Corinne Miller, Head of Arts + Museums provides a personal observation: "When my grandfather died I discovered, among his possessions, a photograph taken of him on active service in Iraq – the date 1917.  I also have one of my father in Basra while serving with the RAF in 1952.  These have brought home to me the involvement of my own family with Iraq.  Shown in Liverpool last year, as part of the Capital of Culture programme, Queen and Country is an extraordinary, powerful elegy to those who will not come home this summer.  It reminds us of the cost of conflict, lest we forget.  Wolverhampton is widely acknowledged to have one of the best collections of contemporary art which engages with social issues and we are delighted to have been selected to host this installation as our troops return home."

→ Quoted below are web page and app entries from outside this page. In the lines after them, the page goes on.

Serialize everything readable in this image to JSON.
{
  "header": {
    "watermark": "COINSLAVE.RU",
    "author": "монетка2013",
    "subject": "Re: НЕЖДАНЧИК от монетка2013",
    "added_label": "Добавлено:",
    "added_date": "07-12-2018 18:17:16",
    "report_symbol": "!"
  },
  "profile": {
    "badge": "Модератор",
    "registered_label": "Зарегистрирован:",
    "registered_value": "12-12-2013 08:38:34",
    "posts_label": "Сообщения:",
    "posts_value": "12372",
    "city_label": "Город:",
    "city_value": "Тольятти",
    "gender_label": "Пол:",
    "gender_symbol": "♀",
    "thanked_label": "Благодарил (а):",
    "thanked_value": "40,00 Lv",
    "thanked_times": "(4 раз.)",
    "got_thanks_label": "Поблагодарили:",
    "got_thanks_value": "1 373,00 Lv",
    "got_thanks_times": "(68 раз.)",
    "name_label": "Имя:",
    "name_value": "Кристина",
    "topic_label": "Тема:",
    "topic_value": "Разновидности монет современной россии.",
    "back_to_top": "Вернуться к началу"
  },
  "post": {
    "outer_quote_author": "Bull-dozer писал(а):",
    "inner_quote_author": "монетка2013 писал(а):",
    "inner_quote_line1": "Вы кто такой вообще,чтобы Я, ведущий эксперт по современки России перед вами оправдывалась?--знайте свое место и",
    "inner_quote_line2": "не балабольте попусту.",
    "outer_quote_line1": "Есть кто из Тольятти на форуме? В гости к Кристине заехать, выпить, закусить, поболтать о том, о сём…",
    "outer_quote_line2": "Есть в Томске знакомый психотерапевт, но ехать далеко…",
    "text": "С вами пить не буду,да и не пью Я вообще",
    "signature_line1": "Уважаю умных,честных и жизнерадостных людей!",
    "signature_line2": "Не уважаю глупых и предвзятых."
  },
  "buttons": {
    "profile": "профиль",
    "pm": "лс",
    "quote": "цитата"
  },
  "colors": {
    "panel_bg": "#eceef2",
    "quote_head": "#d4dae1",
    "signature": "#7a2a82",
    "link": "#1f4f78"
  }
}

Steve McQueen was born in London in 1969. He won the Turner Prize in 1999 and was awarded an OBE in 2002. His first feature film Hunger won the Camera d'Or at the Cannes Film Festival in 2008 and the Carl Foreman Award at the 2009 BAFTAs. He is currently representing Britain at the 53rd Venice Biennale with his new film Giardini.

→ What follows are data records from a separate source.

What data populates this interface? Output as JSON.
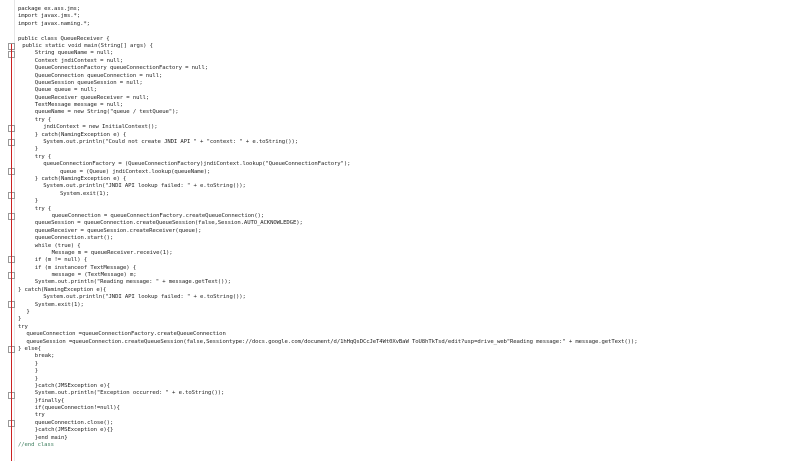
{
  "editor": {
    "lines": [
      {
        "text": "package ex.ass.jms;",
        "indent": 0
      },
      {
        "text": "import javax.jms.*;",
        "indent": 0
      },
      {
        "text": "import javax.naming.*;",
        "indent": 0
      },
      {
        "text": "",
        "indent": 0
      },
      {
        "text": "public class QueueReceiver {",
        "indent": 0
      },
      {
        "text": "public static void main(String[] args) {",
        "indent": 1
      },
      {
        "text": "String queueName = null;",
        "indent": 4
      },
      {
        "text": "Context jndiContext = null;",
        "indent": 4
      },
      {
        "text": "QueueConnectionFactory queueConnectionFactory = null;",
        "indent": 4
      },
      {
        "text": "QueueConnection queueConnection = null;",
        "indent": 4
      },
      {
        "text": "QueueSession queueSession = null;",
        "indent": 4
      },
      {
        "text": "Queue queue = null;",
        "indent": 4
      },
      {
        "text": "QueueReceiver queueReceiver = null;",
        "indent": 4
      },
      {
        "text": "TextMessage message = null;",
        "indent": 4
      },
      {
        "text": "queueName = new String(\"queue / testQueue\");",
        "indent": 4
      },
      {
        "text": "try {",
        "indent": 4
      },
      {
        "text": "jndiContext = new InitialContext();",
        "indent": 6
      },
      {
        "text": "} catch(NamingException e) {",
        "indent": 4
      },
      {
        "text": "System.out.println(\"Could not create JNDI API \" + \"context: \" + e.toString());",
        "indent": 6
      },
      {
        "text": "}",
        "indent": 4
      },
      {
        "text": "try {",
        "indent": 4
      },
      {
        "text": "queueConnectionFactory = (QueueConnectionFactory)jndiContext.lookup(\"QueueConnectionFactory\");",
        "indent": 6
      },
      {
        "text": "queue = (Queue) jndiContext.lookup(queueName);",
        "indent": 10
      },
      {
        "text": "} catch(NamingException e) {",
        "indent": 4
      },
      {
        "text": "System.out.println(\"JNDI API lookup failed: \" + e.toString());",
        "indent": 6
      },
      {
        "text": "System.exit(1);",
        "indent": 10
      },
      {
        "text": "}",
        "indent": 4
      },
      {
        "text": "try {",
        "indent": 4
      },
      {
        "text": "queueConnection = queueConnectionFactory.createQueueConnection();",
        "indent": 8
      },
      {
        "text": "queueSession = queueConnection.createQueueSession(false,Session.AUTO_ACKNOWLEDGE);",
        "indent": 4
      },
      {
        "text": "queueReceiver = queueSession.createReceiver(queue);",
        "indent": 4
      },
      {
        "text": "queueConnection.start();",
        "indent": 4
      },
      {
        "text": "while (true) {",
        "indent": 4
      },
      {
        "text": "Message m = queueReceiver.receive(1);",
        "indent": 8
      },
      {
        "text": "if (m != null) {",
        "indent": 4
      },
      {
        "text": "if (m instanceof TextMessage) {",
        "indent": 4
      },
      {
        "text": "message = (TextMessage) m;",
        "indent": 8
      },
      {
        "text": "System.out.println(\"Reading message: \" + message.getText());",
        "indent": 4
      },
      {
        "text": "} catch(NamingException e){",
        "indent": 0
      },
      {
        "text": "System.out.println(\"JNDI API lookup failed: \" + e.toString());",
        "indent": 6
      },
      {
        "text": "System.exit(1);",
        "indent": 4
      },
      {
        "text": "}",
        "indent": 2
      },
      {
        "text": "}",
        "indent": 0
      },
      {
        "text": "try",
        "indent": 0
      },
      {
        "text": "queueConnection =queueConnectionFactory.createQueueConnection",
        "indent": 2
      },
      {
        "text": "queueSession =queueConnection.createQueueSession(false,Sessiontype://docs.google.com/document/d/1hHqQsDCcJeT4Wt0XvBaW ToU8hTkTsd/edit?usp=drive_web\"Reading message:\" + message.getText());",
        "indent": 2
      },
      {
        "text": "} else{",
        "indent": 0
      },
      {
        "text": "break;",
        "indent": 4
      },
      {
        "text": "}",
        "indent": 4
      },
      {
        "text": "}",
        "indent": 4
      },
      {
        "text": "}",
        "indent": 4
      },
      {
        "text": "}catch(JMSException e){",
        "indent": 4
      },
      {
        "text": "System.out.println(\"Exception occurred: \" + e.toString());",
        "indent": 4
      },
      {
        "text": "}finally{",
        "indent": 4
      },
      {
        "text": "if(queueConnection!=null){",
        "indent": 4
      },
      {
        "text": "try",
        "indent": 4
      },
      {
        "text": "queueConnection.close();",
        "indent": 4
      },
      {
        "text": "}catch(JMSException e){}",
        "indent": 4
      },
      {
        "text": "}end main}",
        "indent": 4
      },
      {
        "text": "//end class",
        "indent": 0
      }
    ]
  }
}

Ends

Press contacts:

Lizzie Bloom at lbloom@artfund.org, 0207 225 4888 or

07912 777761 (out of hours), for enquiries regarding the campaign, artwork and family involvement.

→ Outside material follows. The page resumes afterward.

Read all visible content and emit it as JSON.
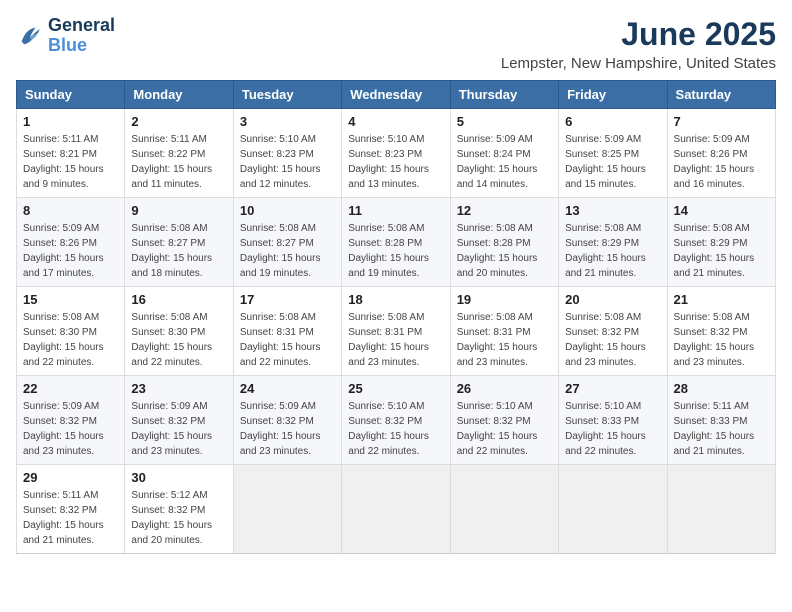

Zoe Papiernik at zoe.papiernik@wolverhampton.gov.uk or 01902 552040, for enquiries regarding the exhibition at Wolverhampton.

Notes to editors:

1. For details of the tour, and to sign The Art Fund petition, please visit www.artfund.org/queenandcountry

2. Steve McQueen was commissioned by The Imperial War Museum and Manchester International Festival to respond to the conflict in Iraq.

3. Queen and Country is part of the Imperial War Museum’s permanent collection, following its presentation by The Art Fund in November 2007 with a full grant of £60,000. 4. The Art Fund is the UK’s leading independent art charity. It offers grants to help UK museums and galleries enrich their collections; campaigns on behalf of museums and their visitors; and promotes the enjoyment of art. 5. It is entirely funded from public donations and has 80,000 members. Since 1903 the charity has helped museums and galleries all over the UK secure 860,000 works of art for their collections.6. Recent achievements include: helping secure Titian’s Diana and Actaeon for the National Galleries of Scotland and the National Gallery, London in February 2009 with a grant of £1 million; helping secure Anthony d’Offay’s collection, ARTIST ROOMS, for Tate and National Galleries of Scotland in February 2008 with a grant of £1million; and running the ‘Buy a Brushstroke’ public appeal which raised over £550,000 to keep Turner’s Blue Rigi watercolour in the UK.7. For more information contact the Press Office on 020 7225 4888 or visit www.artfund.org

8. Wolverhampton Art Gallery Lichfield Street Wolverhampton WV1 1DU. Open Monday – Saturday 10am – 5pm. Free Entry. For directions go to www.wolverhamptonart.org.uk

9. Wolverhampton Art Gallery is part of Wolverhampton Arts & Museums service, publically funded by Wolverhampton City Council. It receives additional funding as a Regularly Funded Organisation of Arts Council England and from the Museums, Libraries Archives Council through Renaissance in the Regions, West Midlands. 10. Wolverhampton Art Gallery displays both historic Georgian and Victorian art collections in addition to significant collections of 20th and 21st Century art. Wolverhampton’s collection of 21st Century art continues to grow and to prove that art can be a powerful voice in today’s society, addressing issues of war, race, gender, civil conflict and liberties and national identity. Work by British artists reflects the political and social climate of contemporary Britain. Equally important are artworks by international artists who comment on global issues. Highlights of the 20th Century collection include The Northern Ireland Collection, relating to the modern phase of the conflict in Northern Ireland. The collection was established in the 1980s and represents both Irish and British artists.

The Art Fund is a Registered Charity No. 209174